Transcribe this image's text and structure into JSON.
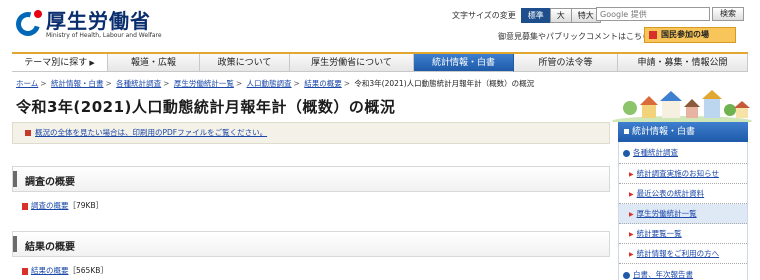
{
  "header": {
    "logo_jp": "厚生労働省",
    "logo_en": "Ministry of Health, Labour and Welfare",
    "font_size_label": "文字サイズの変更",
    "font_sizes": [
      "標準",
      "大",
      "特大"
    ],
    "search_placeholder": "Google 提供",
    "search_button": "検索",
    "opinion_link": "御意見募集やパブリックコメントはこちら",
    "kokumin_button": "国民参加の場"
  },
  "gnav": [
    {
      "label": "テーマ別に探す"
    },
    {
      "label": "報道・広報"
    },
    {
      "label": "政策について"
    },
    {
      "label": "厚生労働省について"
    },
    {
      "label": "統計情報・白書"
    },
    {
      "label": "所管の法令等"
    },
    {
      "label": "申請・募集・情報公開"
    }
  ],
  "breadcrumb": [
    "ホーム",
    "統計情報・白書",
    "各種統計調査",
    "厚生労働統計一覧",
    "人口動態調査",
    "結果の概要",
    "令和3年(2021)人口動態統計月報年計（概数）の概況"
  ],
  "page_title": "令和3年(2021)人口動態統計月報年計（概数）の概況",
  "notice": "概況の全体を見たい場合は、印刷用のPDFファイルをご覧ください。",
  "sections": [
    {
      "title": "調査の概要",
      "file_label": "調査の概要",
      "file_size": "［79KB］"
    },
    {
      "title": "結果の概要",
      "file_label": "結果の概要",
      "file_size": "［565KB］"
    }
  ],
  "sidebar": {
    "heading": "統計情報・白書",
    "items": [
      {
        "label": "各種統計調査",
        "level": 1
      },
      {
        "label": "統計調査実施のお知らせ",
        "level": 2
      },
      {
        "label": "最近公表の統計資料",
        "level": 2
      },
      {
        "label": "厚生労働統計一覧",
        "level": 2
      },
      {
        "label": "統計要覧一覧",
        "level": 2
      },
      {
        "label": "統計情報をご利用の方へ",
        "level": 2
      },
      {
        "label": "白書、年次報告書",
        "level": 1
      }
    ]
  },
  "colors": {
    "brand_blue": "#1e5aa8",
    "accent_orange": "#e0a830",
    "logo_red": "#e60012"
  }
}
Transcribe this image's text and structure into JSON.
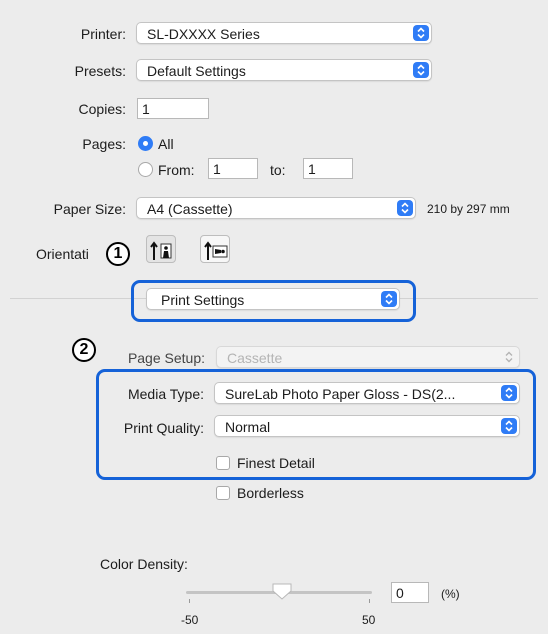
{
  "printer": {
    "label": "Printer:",
    "value": "SL-DXXXX Series"
  },
  "presets": {
    "label": "Presets:",
    "value": "Default Settings"
  },
  "copies": {
    "label": "Copies:",
    "value": "1"
  },
  "pages": {
    "label": "Pages:",
    "all_label": "All",
    "from_label": "From:",
    "from_value": "1",
    "to_label": "to:",
    "to_value": "1",
    "selected": "All"
  },
  "paper_size": {
    "label": "Paper Size:",
    "value": "A4 (Cassette)",
    "dimensions": "210 by 297 mm"
  },
  "orientation": {
    "label": "Orientati",
    "selected": "portrait"
  },
  "section_menu": {
    "value": "Print Settings"
  },
  "callouts": {
    "one": "1",
    "two": "2"
  },
  "page_setup": {
    "label": "Page Setup:",
    "value": "Cassette"
  },
  "media_type": {
    "label": "Media Type:",
    "value": "SureLab Photo Paper Gloss - DS(2..."
  },
  "print_quality": {
    "label": "Print Quality:",
    "value": "Normal"
  },
  "finest_detail": {
    "label": "Finest Detail",
    "checked": false
  },
  "borderless": {
    "label": "Borderless",
    "checked": false
  },
  "color_density": {
    "label": "Color Density:",
    "value": "0",
    "unit": "(%)",
    "min_label": "-50",
    "max_label": "50",
    "min": -50,
    "max": 50
  },
  "colors": {
    "accent": "#2f7cf6",
    "highlight": "#1562d8",
    "panel": "#ececec"
  }
}
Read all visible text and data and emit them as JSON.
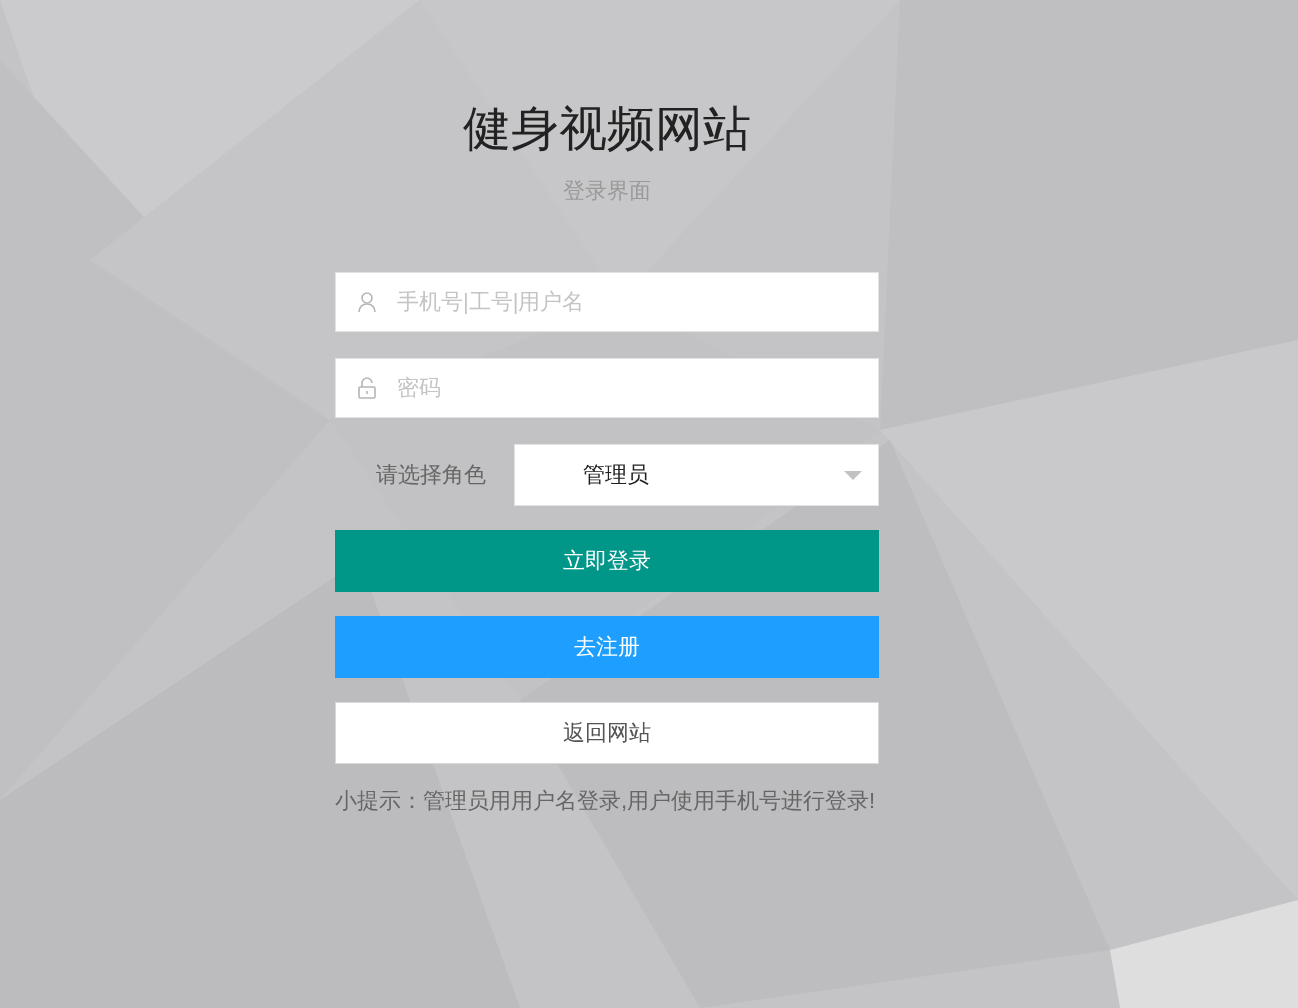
{
  "title": "健身视频网站",
  "subtitle": "登录界面",
  "fields": [
    {
      "kind": "user",
      "placeholder": "手机号|工号|用户名"
    },
    {
      "kind": "password",
      "placeholder": "密码"
    }
  ],
  "role": {
    "label": "请选择角色",
    "value": "管理员"
  },
  "buttons": [
    {
      "kind": "primary",
      "label": "立即登录"
    },
    {
      "kind": "secondary",
      "label": "去注册"
    },
    {
      "kind": "plain",
      "label": "返回网站"
    }
  ],
  "hint": "小提示：管理员用用户名登录,用户使用手机号进行登录!"
}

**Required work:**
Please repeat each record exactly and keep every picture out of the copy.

**Solution to this task:**
Transcribe this image's text and structure into JSON.
{
  "header": {
    "logo_jp": "厚生労働省",
    "logo_en": "Ministry of Health, Labour and Welfare",
    "font_size_label": "文字サイズの変更",
    "font_sizes": [
      "標準",
      "大",
      "特大"
    ],
    "search_placeholder": "Google 提供",
    "search_button": "検索",
    "opinion_link": "御意見募集やパブリックコメントはこちら",
    "kokumin_button": "国民参加の場"
  },
  "gnav": [
    {
      "label": "テーマ別に探す"
    },
    {
      "label": "報道・広報"
    },
    {
      "label": "政策について"
    },
    {
      "label": "厚生労働省について"
    },
    {
      "label": "統計情報・白書"
    },
    {
      "label": "所管の法令等"
    },
    {
      "label": "申請・募集・情報公開"
    }
  ],
  "breadcrumb": [
    "ホーム",
    "統計情報・白書",
    "各種統計調査",
    "厚生労働統計一覧",
    "人口動態調査",
    "結果の概要",
    "令和3年(2021)人口動態統計月報年計（概数）の概況"
  ],
  "page_title": "令和3年(2021)人口動態統計月報年計（概数）の概況",
  "notice": "概況の全体を見たい場合は、印刷用のPDFファイルをご覧ください。",
  "sections": [
    {
      "title": "調査の概要",
      "file_label": "調査の概要",
      "file_size": "［79KB］"
    },
    {
      "title": "結果の概要",
      "file_label": "結果の概要",
      "file_size": "［565KB］"
    }
  ],
  "sidebar": {
    "heading": "統計情報・白書",
    "items": [
      {
        "label": "各種統計調査",
        "level": 1
      },
      {
        "label": "統計調査実施のお知らせ",
        "level": 2
      },
      {
        "label": "最近公表の統計資料",
        "level": 2
      },
      {
        "label": "厚生労働統計一覧",
        "level": 2
      },
      {
        "label": "統計要覧一覧",
        "level": 2
      },
      {
        "label": "統計情報をご利用の方へ",
        "level": 2
      },
      {
        "label": "白書、年次報告書",
        "level": 1
      }
    ]
  },
  "colors": {
    "brand_blue": "#1e5aa8",
    "accent_orange": "#e0a830",
    "logo_red": "#e60012"
  }
}
Transcribe this image's text and structure into JSON.
{
  "printer": {
    "label": "Printer:",
    "value": "SL-DXXXX Series"
  },
  "presets": {
    "label": "Presets:",
    "value": "Default Settings"
  },
  "copies": {
    "label": "Copies:",
    "value": "1"
  },
  "pages": {
    "label": "Pages:",
    "all_label": "All",
    "from_label": "From:",
    "from_value": "1",
    "to_label": "to:",
    "to_value": "1",
    "selected": "All"
  },
  "paper_size": {
    "label": "Paper Size:",
    "value": "A4 (Cassette)",
    "dimensions": "210 by 297 mm"
  },
  "orientation": {
    "label": "Orientati",
    "selected": "portrait"
  },
  "section_menu": {
    "value": "Print Settings"
  },
  "callouts": {
    "one": "1",
    "two": "2"
  },
  "page_setup": {
    "label": "Page Setup:",
    "value": "Cassette"
  },
  "media_type": {
    "label": "Media Type:",
    "value": "SureLab Photo Paper Gloss - DS(2..."
  },
  "print_quality": {
    "label": "Print Quality:",
    "value": "Normal"
  },
  "finest_detail": {
    "label": "Finest Detail",
    "checked": false
  },
  "borderless": {
    "label": "Borderless",
    "checked": false
  },
  "color_density": {
    "label": "Color Density:",
    "value": "0",
    "unit": "(%)",
    "min_label": "-50",
    "max_label": "50",
    "min": -50,
    "max": 50
  },
  "colors": {
    "accent": "#2f7cf6",
    "highlight": "#1562d8",
    "panel": "#ececec"
  }
}
Read all visible text and data and emit them as JSON.
{
  "title": "健身视频网站",
  "subtitle": "登录界面",
  "fields": [
    {
      "kind": "user",
      "placeholder": "手机号|工号|用户名"
    },
    {
      "kind": "password",
      "placeholder": "密码"
    }
  ],
  "role": {
    "label": "请选择角色",
    "value": "管理员"
  },
  "buttons": [
    {
      "kind": "primary",
      "label": "立即登录"
    },
    {
      "kind": "secondary",
      "label": "去注册"
    },
    {
      "kind": "plain",
      "label": "返回网站"
    }
  ],
  "hint": "小提示：管理员用用户名登录,用户使用手机号进行登录!"
}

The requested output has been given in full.